--- DATA FOR THIS TASK ---

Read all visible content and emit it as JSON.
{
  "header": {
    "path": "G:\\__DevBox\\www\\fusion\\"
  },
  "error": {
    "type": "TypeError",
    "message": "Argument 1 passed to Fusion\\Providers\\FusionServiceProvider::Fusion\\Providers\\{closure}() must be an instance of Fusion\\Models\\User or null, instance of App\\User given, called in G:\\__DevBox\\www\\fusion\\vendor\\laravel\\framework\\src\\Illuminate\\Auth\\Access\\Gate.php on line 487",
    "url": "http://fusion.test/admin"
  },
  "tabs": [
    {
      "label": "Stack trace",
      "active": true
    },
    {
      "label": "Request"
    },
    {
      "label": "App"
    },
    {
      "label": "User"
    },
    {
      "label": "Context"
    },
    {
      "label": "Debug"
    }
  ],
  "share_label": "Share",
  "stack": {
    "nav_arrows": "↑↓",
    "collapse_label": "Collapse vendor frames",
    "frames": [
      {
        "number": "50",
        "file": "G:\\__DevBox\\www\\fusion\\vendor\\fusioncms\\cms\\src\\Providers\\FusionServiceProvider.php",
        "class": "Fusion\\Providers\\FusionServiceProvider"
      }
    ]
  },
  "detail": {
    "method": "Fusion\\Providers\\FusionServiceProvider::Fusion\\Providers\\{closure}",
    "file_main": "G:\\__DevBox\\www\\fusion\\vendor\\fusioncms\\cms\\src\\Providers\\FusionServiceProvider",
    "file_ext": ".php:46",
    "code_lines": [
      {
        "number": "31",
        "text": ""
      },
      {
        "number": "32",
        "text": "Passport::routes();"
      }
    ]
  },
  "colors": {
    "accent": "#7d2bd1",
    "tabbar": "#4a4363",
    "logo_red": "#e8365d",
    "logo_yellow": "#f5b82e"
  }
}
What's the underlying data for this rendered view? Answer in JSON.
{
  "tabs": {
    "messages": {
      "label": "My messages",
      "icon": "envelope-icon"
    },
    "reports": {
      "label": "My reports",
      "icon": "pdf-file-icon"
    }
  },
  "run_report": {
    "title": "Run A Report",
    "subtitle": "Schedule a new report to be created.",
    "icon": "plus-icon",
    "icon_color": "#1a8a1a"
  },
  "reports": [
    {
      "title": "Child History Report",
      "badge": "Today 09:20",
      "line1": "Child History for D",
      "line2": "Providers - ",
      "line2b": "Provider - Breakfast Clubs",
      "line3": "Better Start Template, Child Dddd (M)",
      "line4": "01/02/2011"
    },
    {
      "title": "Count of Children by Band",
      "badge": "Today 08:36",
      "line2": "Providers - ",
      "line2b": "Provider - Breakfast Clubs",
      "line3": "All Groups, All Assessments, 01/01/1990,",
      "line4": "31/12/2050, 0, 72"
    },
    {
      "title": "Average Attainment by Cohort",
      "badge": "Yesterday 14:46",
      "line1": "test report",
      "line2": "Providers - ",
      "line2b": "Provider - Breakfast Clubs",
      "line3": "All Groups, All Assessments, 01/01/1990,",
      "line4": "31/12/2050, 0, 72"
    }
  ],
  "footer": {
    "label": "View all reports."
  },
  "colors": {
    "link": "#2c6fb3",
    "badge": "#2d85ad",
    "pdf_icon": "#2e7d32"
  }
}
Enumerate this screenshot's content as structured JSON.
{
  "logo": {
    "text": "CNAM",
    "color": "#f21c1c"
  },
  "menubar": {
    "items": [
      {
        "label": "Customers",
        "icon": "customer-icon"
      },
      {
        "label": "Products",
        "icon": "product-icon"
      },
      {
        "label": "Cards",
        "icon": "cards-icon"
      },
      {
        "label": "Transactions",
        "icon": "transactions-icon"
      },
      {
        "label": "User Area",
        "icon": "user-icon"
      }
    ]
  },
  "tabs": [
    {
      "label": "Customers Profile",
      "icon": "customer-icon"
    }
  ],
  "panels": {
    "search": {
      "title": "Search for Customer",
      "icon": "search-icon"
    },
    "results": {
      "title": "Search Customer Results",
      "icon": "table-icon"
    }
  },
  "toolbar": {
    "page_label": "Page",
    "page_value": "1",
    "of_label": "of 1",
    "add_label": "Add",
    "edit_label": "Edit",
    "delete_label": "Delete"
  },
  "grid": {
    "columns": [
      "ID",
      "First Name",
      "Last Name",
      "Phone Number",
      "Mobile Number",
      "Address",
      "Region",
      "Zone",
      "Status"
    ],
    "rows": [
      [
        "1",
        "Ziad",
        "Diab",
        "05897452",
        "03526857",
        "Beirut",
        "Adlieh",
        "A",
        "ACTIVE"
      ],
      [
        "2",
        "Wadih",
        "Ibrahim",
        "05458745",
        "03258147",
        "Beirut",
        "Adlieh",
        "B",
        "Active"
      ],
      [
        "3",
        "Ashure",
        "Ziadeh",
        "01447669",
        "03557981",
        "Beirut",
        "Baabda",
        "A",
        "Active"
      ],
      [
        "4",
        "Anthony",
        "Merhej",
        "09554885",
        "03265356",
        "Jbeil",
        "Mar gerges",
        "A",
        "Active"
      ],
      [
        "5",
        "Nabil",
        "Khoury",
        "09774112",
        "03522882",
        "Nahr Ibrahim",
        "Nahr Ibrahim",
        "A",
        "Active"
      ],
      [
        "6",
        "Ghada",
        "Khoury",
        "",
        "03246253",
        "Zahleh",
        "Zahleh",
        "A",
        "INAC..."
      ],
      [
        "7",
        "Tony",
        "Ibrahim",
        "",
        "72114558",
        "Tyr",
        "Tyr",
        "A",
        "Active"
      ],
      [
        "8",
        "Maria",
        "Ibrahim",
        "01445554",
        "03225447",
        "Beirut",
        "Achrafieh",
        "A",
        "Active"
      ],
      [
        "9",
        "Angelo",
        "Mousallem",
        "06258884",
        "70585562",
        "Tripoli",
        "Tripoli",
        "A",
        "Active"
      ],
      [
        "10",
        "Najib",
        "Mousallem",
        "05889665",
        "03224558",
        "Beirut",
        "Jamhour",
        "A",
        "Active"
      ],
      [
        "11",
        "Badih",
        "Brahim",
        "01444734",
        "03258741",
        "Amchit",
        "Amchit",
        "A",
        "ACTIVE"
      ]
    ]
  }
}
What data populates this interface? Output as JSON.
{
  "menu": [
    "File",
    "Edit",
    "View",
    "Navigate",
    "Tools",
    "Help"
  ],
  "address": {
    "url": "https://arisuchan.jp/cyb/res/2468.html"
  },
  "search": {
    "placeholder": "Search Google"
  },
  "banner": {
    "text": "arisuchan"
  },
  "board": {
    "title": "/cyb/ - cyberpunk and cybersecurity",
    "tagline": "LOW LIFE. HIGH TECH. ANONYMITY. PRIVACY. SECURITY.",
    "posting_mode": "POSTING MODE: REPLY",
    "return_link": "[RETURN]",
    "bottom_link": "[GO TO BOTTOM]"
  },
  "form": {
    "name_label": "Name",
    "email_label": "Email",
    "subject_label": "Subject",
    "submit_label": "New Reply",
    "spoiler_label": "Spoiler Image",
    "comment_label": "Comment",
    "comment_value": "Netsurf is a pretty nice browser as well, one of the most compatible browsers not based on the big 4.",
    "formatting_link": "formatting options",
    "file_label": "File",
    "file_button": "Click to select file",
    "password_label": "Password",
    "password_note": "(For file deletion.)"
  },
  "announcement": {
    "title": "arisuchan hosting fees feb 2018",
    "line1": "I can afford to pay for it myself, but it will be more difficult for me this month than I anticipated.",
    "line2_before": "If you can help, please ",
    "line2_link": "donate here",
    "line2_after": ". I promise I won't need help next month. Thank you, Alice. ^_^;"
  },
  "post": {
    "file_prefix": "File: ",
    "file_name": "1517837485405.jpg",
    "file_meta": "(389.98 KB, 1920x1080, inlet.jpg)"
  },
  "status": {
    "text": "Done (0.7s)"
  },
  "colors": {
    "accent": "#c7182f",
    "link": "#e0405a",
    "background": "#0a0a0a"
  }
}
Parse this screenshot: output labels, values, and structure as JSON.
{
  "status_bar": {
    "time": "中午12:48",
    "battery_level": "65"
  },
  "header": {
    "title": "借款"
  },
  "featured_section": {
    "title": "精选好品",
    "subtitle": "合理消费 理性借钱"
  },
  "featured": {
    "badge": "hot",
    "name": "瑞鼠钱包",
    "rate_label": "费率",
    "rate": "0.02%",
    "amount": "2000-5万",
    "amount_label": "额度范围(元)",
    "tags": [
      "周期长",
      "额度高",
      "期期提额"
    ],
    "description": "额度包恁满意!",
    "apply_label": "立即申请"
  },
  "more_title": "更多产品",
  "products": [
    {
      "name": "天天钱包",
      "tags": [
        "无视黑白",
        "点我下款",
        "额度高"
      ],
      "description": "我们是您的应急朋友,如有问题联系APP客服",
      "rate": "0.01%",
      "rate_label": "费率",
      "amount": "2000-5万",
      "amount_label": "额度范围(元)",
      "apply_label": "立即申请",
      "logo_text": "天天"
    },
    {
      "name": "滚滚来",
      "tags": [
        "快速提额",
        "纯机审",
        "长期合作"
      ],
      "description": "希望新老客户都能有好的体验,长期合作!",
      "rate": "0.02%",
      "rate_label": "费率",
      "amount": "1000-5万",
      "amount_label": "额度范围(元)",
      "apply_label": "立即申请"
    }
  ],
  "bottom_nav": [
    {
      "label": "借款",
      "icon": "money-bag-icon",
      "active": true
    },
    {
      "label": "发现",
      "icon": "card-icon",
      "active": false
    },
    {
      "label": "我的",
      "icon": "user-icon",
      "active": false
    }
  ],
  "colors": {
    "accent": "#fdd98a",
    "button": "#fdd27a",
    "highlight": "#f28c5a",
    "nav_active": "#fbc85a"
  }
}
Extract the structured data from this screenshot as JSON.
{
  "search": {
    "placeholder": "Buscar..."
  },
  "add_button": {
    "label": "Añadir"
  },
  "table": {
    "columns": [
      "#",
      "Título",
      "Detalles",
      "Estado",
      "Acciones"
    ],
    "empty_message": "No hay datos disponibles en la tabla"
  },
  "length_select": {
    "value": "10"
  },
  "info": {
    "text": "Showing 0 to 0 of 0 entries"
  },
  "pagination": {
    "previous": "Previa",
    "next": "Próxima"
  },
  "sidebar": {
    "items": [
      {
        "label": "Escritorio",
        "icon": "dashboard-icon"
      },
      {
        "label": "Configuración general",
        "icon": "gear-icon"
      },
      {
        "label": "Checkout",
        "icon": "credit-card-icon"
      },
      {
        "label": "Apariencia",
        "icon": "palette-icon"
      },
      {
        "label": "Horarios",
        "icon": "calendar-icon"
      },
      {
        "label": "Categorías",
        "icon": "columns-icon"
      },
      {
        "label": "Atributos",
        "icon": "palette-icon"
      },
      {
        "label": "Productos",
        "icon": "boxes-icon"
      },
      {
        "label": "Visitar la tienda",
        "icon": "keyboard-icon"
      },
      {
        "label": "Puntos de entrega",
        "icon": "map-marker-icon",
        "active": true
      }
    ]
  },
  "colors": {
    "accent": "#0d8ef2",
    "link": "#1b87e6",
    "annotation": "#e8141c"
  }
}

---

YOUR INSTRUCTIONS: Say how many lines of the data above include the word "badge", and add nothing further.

FINISHED EXERCISE: 5